[Page and application data records]
+++++
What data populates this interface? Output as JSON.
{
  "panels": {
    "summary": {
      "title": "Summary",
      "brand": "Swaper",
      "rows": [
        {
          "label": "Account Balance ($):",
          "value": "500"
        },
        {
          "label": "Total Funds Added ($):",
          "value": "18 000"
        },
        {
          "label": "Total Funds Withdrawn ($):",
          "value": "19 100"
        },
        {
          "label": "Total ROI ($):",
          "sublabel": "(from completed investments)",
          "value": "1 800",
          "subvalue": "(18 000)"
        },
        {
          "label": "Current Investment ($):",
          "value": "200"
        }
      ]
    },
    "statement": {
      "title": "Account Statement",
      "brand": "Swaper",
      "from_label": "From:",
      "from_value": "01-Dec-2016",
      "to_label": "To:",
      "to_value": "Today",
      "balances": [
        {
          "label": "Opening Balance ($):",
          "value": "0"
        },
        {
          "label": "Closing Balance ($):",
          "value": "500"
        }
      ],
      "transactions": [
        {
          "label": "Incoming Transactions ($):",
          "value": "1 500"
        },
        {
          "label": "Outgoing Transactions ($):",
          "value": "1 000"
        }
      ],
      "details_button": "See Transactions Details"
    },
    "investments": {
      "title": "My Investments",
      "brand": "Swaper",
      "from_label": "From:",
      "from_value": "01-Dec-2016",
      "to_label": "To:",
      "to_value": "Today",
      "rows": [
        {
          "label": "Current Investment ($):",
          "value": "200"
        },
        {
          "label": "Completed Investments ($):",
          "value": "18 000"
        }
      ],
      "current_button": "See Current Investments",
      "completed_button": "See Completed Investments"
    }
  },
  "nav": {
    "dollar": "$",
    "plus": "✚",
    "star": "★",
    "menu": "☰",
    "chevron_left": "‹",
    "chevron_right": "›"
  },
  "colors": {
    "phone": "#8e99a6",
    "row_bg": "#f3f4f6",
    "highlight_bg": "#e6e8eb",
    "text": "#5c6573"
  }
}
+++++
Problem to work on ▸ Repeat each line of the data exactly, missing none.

Exercise result ▸
What data populates this interface? Output as JSON.
{
  "panels": {
    "summary": {
      "title": "Summary",
      "brand": "Swaper",
      "rows": [
        {
          "label": "Account Balance ($):",
          "value": "500"
        },
        {
          "label": "Total Funds Added ($):",
          "value": "18 000"
        },
        {
          "label": "Total Funds Withdrawn ($):",
          "value": "19 100"
        },
        {
          "label": "Total ROI ($):",
          "sublabel": "(from completed investments)",
          "value": "1 800",
          "subvalue": "(18 000)"
        },
        {
          "label": "Current Investment ($):",
          "value": "200"
        }
      ]
    },
    "statement": {
      "title": "Account Statement",
      "brand": "Swaper",
      "from_label": "From:",
      "from_value": "01-Dec-2016",
      "to_label": "To:",
      "to_value": "Today",
      "balances": [
        {
          "label": "Opening Balance ($):",
          "value": "0"
        },
        {
          "label": "Closing Balance ($):",
          "value": "500"
        }
      ],
      "transactions": [
        {
          "label": "Incoming Transactions ($):",
          "value": "1 500"
        },
        {
          "label": "Outgoing Transactions ($):",
          "value": "1 000"
        }
      ],
      "details_button": "See Transactions Details"
    },
    "investments": {
      "title": "My Investments",
      "brand": "Swaper",
      "from_label": "From:",
      "from_value": "01-Dec-2016",
      "to_label": "To:",
      "to_value": "Today",
      "rows": [
        {
          "label": "Current Investment ($):",
          "value": "200"
        },
        {
          "label": "Completed Investments ($):",
          "value": "18 000"
        }
      ],
      "current_button": "See Current Investments",
      "completed_button": "See Completed Investments"
    }
  },
  "nav": {
    "dollar": "$",
    "plus": "✚",
    "star": "★",
    "menu": "☰",
    "chevron_left": "‹",
    "chevron_right": "›"
  },
  "colors": {
    "phone": "#8e99a6",
    "row_bg": "#f3f4f6",
    "highlight_bg": "#e6e8eb",
    "text": "#5c6573"
  }
}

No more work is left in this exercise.